++++ Data for this exercise ++++

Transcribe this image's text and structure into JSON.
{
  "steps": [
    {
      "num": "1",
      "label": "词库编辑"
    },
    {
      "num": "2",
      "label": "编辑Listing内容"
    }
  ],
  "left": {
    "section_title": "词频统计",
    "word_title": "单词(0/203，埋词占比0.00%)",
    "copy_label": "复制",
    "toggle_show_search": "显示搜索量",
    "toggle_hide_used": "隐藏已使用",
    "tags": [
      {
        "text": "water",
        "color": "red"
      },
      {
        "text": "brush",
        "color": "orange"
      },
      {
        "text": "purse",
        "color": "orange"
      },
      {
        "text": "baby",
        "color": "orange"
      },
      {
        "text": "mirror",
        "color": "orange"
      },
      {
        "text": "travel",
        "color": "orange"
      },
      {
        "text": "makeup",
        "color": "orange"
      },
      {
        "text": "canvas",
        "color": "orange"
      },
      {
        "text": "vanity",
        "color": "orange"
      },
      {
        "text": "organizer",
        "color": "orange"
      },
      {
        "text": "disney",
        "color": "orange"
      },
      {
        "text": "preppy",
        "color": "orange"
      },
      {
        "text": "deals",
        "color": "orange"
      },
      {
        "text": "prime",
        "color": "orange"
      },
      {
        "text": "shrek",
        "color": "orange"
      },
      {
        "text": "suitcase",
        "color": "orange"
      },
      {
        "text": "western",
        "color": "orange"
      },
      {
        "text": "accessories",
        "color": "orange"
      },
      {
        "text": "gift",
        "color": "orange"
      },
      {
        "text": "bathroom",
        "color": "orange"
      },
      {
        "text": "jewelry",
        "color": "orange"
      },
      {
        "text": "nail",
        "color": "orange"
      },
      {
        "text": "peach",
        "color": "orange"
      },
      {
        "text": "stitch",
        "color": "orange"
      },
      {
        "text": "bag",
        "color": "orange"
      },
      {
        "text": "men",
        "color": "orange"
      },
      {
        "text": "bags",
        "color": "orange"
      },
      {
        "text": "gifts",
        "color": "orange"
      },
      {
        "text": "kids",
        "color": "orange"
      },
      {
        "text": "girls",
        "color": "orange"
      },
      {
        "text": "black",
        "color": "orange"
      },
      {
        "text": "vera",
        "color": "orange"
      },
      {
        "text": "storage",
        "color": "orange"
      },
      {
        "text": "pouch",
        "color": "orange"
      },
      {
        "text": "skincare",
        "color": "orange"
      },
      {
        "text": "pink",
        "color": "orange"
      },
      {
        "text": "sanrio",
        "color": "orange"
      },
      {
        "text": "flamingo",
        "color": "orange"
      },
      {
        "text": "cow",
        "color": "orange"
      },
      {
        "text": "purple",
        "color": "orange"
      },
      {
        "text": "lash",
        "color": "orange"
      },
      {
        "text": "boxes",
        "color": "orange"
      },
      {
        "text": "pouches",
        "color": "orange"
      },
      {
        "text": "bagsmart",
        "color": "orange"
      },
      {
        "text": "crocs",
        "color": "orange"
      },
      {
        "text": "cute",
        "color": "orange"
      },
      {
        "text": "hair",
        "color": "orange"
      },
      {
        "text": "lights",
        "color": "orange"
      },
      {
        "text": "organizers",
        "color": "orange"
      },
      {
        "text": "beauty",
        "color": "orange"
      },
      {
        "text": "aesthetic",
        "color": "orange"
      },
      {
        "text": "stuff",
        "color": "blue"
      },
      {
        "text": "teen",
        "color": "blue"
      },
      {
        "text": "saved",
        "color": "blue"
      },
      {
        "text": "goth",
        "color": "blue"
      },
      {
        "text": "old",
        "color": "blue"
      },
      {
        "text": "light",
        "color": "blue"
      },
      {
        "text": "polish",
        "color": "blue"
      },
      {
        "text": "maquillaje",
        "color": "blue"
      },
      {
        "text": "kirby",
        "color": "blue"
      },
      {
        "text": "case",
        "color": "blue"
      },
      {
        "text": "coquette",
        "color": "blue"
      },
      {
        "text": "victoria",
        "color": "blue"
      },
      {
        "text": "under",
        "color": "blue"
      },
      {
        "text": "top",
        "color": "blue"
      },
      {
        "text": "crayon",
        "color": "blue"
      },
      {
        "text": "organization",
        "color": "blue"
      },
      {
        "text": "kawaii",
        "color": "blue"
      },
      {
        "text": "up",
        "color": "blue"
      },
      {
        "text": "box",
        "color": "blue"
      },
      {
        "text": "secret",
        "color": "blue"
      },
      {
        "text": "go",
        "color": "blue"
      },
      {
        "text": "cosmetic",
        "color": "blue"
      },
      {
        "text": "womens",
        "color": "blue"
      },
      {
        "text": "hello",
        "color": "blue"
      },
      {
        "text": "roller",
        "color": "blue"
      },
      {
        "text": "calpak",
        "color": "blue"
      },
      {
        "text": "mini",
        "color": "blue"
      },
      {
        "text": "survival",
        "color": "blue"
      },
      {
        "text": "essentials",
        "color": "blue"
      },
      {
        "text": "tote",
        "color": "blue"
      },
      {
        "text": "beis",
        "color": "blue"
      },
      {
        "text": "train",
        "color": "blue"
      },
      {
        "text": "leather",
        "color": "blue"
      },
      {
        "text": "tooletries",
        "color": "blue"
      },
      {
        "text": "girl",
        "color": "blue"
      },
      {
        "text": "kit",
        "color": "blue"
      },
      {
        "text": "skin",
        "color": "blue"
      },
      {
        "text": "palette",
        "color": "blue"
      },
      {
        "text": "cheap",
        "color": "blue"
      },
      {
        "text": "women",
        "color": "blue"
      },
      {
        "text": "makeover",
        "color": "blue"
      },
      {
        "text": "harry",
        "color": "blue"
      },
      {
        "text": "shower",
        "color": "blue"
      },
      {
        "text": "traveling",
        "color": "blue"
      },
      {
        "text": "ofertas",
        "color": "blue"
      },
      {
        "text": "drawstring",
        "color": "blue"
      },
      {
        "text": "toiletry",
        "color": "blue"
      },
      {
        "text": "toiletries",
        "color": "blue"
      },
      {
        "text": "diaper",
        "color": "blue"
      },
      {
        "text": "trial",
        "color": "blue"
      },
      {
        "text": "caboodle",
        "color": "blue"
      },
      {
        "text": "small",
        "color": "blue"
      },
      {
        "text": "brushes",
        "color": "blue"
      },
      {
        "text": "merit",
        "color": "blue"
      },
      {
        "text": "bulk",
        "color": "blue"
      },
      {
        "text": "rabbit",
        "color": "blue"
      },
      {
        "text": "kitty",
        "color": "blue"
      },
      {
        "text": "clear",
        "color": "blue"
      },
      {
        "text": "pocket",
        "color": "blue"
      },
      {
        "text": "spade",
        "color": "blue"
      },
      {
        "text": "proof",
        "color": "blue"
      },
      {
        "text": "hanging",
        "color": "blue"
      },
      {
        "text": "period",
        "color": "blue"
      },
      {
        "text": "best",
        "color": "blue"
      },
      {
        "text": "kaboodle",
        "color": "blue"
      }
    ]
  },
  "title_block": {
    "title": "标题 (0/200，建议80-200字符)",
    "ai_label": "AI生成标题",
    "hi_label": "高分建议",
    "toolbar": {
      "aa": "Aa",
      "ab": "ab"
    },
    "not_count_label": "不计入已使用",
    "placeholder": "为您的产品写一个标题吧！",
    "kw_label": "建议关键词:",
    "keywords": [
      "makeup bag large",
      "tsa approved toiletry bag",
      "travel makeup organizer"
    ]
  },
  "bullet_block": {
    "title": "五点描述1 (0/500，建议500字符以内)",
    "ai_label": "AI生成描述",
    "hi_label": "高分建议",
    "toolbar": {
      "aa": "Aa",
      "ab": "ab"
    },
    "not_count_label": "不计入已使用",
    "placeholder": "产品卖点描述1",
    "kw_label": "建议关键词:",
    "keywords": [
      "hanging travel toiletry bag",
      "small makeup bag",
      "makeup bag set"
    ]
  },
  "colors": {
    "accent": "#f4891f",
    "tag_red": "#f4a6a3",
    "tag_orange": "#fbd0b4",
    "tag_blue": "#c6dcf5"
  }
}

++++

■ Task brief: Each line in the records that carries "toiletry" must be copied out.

■ Answer box:
        "text": "toiletry",
      "tsa approved toiletry bag",
      "hanging travel toiletry bag",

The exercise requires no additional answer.